▶ **Your assignment**
Using the entries below, copy out all lines where "from" is found.

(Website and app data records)
****
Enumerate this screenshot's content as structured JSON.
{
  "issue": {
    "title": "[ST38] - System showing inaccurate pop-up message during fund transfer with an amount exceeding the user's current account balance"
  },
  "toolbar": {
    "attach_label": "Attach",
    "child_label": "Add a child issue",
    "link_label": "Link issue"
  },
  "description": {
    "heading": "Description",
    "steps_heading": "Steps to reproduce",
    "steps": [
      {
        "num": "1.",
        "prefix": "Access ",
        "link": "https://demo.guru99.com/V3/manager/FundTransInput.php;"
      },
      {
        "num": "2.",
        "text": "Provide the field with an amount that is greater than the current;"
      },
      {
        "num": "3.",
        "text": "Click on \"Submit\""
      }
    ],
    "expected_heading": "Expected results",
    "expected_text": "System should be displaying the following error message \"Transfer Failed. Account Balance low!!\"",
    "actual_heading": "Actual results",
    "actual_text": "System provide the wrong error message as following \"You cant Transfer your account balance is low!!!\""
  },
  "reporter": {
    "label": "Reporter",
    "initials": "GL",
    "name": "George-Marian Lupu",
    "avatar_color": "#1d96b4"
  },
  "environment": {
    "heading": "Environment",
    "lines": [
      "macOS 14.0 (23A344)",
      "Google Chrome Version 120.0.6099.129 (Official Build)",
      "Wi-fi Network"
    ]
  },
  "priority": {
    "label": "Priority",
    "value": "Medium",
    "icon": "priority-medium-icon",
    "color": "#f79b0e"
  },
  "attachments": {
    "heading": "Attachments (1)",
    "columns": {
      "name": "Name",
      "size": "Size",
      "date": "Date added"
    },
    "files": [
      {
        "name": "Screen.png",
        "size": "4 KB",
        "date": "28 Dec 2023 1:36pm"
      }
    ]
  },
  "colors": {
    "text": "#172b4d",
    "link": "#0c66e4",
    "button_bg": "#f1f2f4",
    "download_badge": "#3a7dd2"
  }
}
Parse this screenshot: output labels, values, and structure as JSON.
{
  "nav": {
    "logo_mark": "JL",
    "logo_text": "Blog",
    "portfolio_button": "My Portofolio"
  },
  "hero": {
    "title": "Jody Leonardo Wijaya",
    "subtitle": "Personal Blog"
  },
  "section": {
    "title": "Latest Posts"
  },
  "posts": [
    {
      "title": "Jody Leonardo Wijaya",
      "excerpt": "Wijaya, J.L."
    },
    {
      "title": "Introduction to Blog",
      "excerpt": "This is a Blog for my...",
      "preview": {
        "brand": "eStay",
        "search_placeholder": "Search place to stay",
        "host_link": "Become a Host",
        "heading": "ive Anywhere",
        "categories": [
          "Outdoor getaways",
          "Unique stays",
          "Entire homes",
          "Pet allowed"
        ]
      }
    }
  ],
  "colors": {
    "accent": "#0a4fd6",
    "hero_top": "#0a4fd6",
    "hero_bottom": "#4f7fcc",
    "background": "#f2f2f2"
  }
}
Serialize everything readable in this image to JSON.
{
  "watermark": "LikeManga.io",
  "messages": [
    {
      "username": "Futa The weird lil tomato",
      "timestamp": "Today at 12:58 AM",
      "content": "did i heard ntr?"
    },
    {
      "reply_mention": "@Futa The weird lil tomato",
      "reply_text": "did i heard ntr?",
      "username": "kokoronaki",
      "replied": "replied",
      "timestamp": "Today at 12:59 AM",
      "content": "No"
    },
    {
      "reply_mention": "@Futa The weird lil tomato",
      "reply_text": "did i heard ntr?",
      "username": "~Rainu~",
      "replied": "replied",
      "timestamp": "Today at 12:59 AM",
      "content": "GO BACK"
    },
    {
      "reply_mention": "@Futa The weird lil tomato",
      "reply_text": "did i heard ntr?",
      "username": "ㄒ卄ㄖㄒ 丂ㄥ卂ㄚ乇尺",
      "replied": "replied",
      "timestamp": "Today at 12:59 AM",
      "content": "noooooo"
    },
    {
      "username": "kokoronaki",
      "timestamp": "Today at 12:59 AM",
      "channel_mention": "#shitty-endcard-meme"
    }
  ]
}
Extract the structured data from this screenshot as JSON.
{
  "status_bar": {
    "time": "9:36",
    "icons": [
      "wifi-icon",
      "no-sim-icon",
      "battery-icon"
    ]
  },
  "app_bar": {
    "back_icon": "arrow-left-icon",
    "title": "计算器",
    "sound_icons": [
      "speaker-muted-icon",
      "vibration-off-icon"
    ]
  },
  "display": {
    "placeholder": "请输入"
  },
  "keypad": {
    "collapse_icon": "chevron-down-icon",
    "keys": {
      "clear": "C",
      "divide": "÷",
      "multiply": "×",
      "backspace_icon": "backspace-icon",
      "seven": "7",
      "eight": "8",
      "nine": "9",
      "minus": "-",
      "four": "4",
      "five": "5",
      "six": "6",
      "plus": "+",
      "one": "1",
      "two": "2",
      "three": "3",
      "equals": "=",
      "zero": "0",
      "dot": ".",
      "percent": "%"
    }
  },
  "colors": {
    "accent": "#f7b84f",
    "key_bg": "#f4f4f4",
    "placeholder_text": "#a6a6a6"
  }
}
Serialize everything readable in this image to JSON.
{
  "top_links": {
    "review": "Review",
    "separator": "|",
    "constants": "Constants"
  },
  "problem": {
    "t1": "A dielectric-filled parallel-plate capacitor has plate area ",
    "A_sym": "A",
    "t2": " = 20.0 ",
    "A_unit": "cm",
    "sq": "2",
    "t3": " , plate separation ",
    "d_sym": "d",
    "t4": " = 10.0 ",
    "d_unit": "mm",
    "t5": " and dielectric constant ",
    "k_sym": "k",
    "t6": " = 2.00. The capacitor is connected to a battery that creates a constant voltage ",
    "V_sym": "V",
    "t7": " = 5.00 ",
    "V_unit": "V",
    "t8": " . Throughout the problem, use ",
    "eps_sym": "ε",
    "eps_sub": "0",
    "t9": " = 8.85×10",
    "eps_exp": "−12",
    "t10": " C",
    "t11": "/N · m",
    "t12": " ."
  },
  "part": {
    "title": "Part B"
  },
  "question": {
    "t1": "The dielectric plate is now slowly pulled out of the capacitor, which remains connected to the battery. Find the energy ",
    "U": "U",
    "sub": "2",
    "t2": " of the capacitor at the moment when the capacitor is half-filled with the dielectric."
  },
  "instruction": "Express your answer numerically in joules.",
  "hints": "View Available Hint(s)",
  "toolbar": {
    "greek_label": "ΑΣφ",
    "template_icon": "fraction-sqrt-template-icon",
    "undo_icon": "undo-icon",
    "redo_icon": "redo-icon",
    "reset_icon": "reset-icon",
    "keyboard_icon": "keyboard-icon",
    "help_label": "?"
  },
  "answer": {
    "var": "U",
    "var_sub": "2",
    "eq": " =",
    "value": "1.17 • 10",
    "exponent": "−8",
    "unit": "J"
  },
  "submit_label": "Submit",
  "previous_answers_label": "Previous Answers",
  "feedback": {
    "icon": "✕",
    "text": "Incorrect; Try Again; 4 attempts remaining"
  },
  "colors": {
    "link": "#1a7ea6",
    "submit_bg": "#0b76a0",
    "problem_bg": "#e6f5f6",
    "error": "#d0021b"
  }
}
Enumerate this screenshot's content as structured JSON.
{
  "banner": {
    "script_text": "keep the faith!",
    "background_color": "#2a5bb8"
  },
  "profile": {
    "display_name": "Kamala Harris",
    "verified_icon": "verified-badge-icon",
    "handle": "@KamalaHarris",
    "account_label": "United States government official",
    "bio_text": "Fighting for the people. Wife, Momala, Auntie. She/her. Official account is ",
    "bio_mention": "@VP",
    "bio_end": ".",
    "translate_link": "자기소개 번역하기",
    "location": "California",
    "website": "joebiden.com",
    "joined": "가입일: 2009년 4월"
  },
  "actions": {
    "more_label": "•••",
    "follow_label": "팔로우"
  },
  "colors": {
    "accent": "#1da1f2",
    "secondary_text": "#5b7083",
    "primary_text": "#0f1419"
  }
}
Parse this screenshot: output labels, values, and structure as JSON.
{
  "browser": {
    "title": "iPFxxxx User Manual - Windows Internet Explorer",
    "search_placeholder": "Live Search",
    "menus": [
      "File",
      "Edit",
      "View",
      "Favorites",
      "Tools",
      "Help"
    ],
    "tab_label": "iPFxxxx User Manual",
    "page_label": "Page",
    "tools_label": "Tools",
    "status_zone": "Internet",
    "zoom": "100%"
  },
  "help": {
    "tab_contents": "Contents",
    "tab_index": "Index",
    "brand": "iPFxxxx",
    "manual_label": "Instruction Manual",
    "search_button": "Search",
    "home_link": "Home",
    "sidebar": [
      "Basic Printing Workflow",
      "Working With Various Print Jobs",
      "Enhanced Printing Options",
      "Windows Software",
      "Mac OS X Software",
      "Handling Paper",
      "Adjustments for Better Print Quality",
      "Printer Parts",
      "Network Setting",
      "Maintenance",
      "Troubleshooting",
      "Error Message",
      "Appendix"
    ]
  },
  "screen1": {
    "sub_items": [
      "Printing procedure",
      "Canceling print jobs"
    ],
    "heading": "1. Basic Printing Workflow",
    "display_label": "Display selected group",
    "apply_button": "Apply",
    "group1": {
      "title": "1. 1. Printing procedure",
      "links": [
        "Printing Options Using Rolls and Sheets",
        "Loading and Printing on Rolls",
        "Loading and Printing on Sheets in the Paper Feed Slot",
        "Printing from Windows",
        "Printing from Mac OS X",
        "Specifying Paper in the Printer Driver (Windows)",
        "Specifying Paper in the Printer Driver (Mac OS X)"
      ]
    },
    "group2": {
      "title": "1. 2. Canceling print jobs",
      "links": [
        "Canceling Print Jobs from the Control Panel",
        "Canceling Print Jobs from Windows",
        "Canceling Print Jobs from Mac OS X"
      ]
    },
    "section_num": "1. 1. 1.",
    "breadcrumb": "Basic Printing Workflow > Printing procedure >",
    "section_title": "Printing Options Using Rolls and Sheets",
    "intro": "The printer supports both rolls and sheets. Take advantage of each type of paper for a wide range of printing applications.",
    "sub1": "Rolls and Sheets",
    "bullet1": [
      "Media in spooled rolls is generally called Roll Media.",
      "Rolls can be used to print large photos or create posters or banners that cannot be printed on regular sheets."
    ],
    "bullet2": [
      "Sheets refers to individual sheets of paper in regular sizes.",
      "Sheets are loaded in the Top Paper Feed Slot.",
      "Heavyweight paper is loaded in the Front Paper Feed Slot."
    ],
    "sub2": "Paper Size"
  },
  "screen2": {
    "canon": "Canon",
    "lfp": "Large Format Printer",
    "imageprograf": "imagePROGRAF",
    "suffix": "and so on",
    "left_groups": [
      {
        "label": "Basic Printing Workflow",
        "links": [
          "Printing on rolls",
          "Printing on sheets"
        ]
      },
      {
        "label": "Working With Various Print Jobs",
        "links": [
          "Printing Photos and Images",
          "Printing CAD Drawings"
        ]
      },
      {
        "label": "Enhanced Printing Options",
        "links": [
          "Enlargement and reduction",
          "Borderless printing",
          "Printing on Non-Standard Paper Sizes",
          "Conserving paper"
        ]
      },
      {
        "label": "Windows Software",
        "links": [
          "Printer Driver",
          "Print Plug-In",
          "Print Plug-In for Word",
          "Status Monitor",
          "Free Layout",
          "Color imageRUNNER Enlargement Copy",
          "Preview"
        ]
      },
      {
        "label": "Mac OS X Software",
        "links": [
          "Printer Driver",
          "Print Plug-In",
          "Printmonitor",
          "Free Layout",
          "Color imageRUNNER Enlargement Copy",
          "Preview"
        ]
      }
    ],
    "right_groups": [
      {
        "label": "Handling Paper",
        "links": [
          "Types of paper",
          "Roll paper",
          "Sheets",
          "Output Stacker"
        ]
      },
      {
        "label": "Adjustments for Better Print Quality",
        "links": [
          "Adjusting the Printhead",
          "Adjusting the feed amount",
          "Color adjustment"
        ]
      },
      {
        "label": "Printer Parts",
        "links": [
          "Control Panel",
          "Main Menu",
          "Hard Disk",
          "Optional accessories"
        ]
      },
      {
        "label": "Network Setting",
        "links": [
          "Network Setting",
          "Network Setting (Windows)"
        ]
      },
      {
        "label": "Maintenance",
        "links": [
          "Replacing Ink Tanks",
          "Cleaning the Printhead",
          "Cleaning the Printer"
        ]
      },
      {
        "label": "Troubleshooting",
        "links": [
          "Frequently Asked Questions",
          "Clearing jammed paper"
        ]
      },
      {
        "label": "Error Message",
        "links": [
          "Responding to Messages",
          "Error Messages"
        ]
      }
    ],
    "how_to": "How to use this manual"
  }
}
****
▶ **Task output**
Extract the structured data from this screenshot as JSON.
        "Printing from Windows",
        "Printing from Mac OS X",
        "Canceling Print Jobs from the Control Panel",
        "Canceling Print Jobs from Windows",
        "Canceling Print Jobs from Mac OS X"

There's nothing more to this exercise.